## Recorded information

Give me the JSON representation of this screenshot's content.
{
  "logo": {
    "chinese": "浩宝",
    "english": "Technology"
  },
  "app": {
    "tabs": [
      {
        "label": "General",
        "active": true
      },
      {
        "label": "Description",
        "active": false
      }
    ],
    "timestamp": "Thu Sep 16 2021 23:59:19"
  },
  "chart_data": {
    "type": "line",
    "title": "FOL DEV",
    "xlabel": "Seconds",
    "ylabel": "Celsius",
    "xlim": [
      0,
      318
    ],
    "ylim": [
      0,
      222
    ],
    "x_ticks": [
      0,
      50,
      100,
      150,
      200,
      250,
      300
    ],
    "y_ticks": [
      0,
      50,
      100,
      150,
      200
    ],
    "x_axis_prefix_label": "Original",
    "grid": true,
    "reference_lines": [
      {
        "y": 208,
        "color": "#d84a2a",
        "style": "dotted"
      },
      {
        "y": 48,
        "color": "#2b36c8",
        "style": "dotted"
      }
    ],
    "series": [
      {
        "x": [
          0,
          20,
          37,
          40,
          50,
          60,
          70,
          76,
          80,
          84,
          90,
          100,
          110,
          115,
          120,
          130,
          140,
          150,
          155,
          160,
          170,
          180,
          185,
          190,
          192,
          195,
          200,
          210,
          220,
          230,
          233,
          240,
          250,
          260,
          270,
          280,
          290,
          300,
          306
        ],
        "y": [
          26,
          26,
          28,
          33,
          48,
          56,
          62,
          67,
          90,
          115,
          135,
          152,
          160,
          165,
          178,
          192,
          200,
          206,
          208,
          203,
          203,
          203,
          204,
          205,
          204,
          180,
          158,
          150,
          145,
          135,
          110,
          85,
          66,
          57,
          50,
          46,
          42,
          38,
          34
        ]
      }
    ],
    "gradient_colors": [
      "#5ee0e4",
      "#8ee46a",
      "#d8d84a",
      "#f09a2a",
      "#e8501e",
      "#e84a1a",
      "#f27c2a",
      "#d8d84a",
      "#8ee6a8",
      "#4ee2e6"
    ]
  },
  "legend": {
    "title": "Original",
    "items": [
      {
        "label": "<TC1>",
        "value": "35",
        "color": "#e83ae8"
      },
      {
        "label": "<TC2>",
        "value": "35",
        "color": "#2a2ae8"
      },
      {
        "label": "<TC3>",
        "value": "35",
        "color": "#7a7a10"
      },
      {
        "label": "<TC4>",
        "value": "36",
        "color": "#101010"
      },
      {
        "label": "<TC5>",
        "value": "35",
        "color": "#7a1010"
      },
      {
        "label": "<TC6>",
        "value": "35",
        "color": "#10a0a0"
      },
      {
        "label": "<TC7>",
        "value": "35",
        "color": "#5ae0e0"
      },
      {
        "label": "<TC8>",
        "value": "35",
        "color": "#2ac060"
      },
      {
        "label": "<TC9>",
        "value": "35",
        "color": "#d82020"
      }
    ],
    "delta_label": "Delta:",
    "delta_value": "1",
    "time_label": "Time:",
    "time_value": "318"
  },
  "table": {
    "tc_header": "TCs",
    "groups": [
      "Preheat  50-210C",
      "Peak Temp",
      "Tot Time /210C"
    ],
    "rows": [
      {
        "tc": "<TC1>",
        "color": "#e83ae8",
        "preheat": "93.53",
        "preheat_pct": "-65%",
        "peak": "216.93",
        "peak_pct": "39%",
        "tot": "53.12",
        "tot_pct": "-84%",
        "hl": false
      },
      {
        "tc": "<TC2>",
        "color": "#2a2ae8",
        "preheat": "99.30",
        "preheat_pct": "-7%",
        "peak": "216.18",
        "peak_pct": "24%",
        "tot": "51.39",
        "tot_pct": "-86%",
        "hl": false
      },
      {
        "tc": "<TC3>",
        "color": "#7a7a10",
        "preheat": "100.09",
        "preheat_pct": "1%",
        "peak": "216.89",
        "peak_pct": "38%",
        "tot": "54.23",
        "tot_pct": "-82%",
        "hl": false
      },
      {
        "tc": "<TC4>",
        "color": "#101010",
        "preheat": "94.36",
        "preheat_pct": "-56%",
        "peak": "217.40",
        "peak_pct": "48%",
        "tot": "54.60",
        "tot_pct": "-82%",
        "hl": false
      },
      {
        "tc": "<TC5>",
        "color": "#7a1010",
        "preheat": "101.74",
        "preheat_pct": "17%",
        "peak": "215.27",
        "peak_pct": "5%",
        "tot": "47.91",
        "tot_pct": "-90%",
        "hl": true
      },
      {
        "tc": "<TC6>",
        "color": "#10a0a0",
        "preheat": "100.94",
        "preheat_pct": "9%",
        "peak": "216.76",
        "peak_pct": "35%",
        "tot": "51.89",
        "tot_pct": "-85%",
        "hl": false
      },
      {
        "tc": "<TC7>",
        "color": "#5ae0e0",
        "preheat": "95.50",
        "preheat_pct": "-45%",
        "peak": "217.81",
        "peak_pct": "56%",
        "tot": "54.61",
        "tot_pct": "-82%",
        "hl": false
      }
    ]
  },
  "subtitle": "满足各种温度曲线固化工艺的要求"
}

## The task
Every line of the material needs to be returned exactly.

## Task response
Give me the JSON representation of this screenshot's content.
{
  "logo": {
    "chinese": "浩宝",
    "english": "Technology"
  },
  "app": {
    "tabs": [
      {
        "label": "General",
        "active": true
      },
      {
        "label": "Description",
        "active": false
      }
    ],
    "timestamp": "Thu Sep 16 2021 23:59:19"
  },
  "chart_data": {
    "type": "line",
    "title": "FOL DEV",
    "xlabel": "Seconds",
    "ylabel": "Celsius",
    "xlim": [
      0,
      318
    ],
    "ylim": [
      0,
      222
    ],
    "x_ticks": [
      0,
      50,
      100,
      150,
      200,
      250,
      300
    ],
    "y_ticks": [
      0,
      50,
      100,
      150,
      200
    ],
    "x_axis_prefix_label": "Original",
    "grid": true,
    "reference_lines": [
      {
        "y": 208,
        "color": "#d84a2a",
        "style": "dotted"
      },
      {
        "y": 48,
        "color": "#2b36c8",
        "style": "dotted"
      }
    ],
    "series": [
      {
        "x": [
          0,
          20,
          37,
          40,
          50,
          60,
          70,
          76,
          80,
          84,
          90,
          100,
          110,
          115,
          120,
          130,
          140,
          150,
          155,
          160,
          170,
          180,
          185,
          190,
          192,
          195,
          200,
          210,
          220,
          230,
          233,
          240,
          250,
          260,
          270,
          280,
          290,
          300,
          306
        ],
        "y": [
          26,
          26,
          28,
          33,
          48,
          56,
          62,
          67,
          90,
          115,
          135,
          152,
          160,
          165,
          178,
          192,
          200,
          206,
          208,
          203,
          203,
          203,
          204,
          205,
          204,
          180,
          158,
          150,
          145,
          135,
          110,
          85,
          66,
          57,
          50,
          46,
          42,
          38,
          34
        ]
      }
    ],
    "gradient_colors": [
      "#5ee0e4",
      "#8ee46a",
      "#d8d84a",
      "#f09a2a",
      "#e8501e",
      "#e84a1a",
      "#f27c2a",
      "#d8d84a",
      "#8ee6a8",
      "#4ee2e6"
    ]
  },
  "legend": {
    "title": "Original",
    "items": [
      {
        "label": "<TC1>",
        "value": "35",
        "color": "#e83ae8"
      },
      {
        "label": "<TC2>",
        "value": "35",
        "color": "#2a2ae8"
      },
      {
        "label": "<TC3>",
        "value": "35",
        "color": "#7a7a10"
      },
      {
        "label": "<TC4>",
        "value": "36",
        "color": "#101010"
      },
      {
        "label": "<TC5>",
        "value": "35",
        "color": "#7a1010"
      },
      {
        "label": "<TC6>",
        "value": "35",
        "color": "#10a0a0"
      },
      {
        "label": "<TC7>",
        "value": "35",
        "color": "#5ae0e0"
      },
      {
        "label": "<TC8>",
        "value": "35",
        "color": "#2ac060"
      },
      {
        "label": "<TC9>",
        "value": "35",
        "color": "#d82020"
      }
    ],
    "delta_label": "Delta:",
    "delta_value": "1",
    "time_label": "Time:",
    "time_value": "318"
  },
  "table": {
    "tc_header": "TCs",
    "groups": [
      "Preheat  50-210C",
      "Peak Temp",
      "Tot Time /210C"
    ],
    "rows": [
      {
        "tc": "<TC1>",
        "color": "#e83ae8",
        "preheat": "93.53",
        "preheat_pct": "-65%",
        "peak": "216.93",
        "peak_pct": "39%",
        "tot": "53.12",
        "tot_pct": "-84%",
        "hl": false
      },
      {
        "tc": "<TC2>",
        "color": "#2a2ae8",
        "preheat": "99.30",
        "preheat_pct": "-7%",
        "peak": "216.18",
        "peak_pct": "24%",
        "tot": "51.39",
        "tot_pct": "-86%",
        "hl": false
      },
      {
        "tc": "<TC3>",
        "color": "#7a7a10",
        "preheat": "100.09",
        "preheat_pct": "1%",
        "peak": "216.89",
        "peak_pct": "38%",
        "tot": "54.23",
        "tot_pct": "-82%",
        "hl": false
      },
      {
        "tc": "<TC4>",
        "color": "#101010",
        "preheat": "94.36",
        "preheat_pct": "-56%",
        "peak": "217.40",
        "peak_pct": "48%",
        "tot": "54.60",
        "tot_pct": "-82%",
        "hl": false
      },
      {
        "tc": "<TC5>",
        "color": "#7a1010",
        "preheat": "101.74",
        "preheat_pct": "17%",
        "peak": "215.27",
        "peak_pct": "5%",
        "tot": "47.91",
        "tot_pct": "-90%",
        "hl": true
      },
      {
        "tc": "<TC6>",
        "color": "#10a0a0",
        "preheat": "100.94",
        "preheat_pct": "9%",
        "peak": "216.76",
        "peak_pct": "35%",
        "tot": "51.89",
        "tot_pct": "-85%",
        "hl": false
      },
      {
        "tc": "<TC7>",
        "color": "#5ae0e0",
        "preheat": "95.50",
        "preheat_pct": "-45%",
        "peak": "217.81",
        "peak_pct": "56%",
        "tot": "54.61",
        "tot_pct": "-82%",
        "hl": false
      }
    ]
  },
  "subtitle": "满足各种温度曲线固化工艺的要求"
}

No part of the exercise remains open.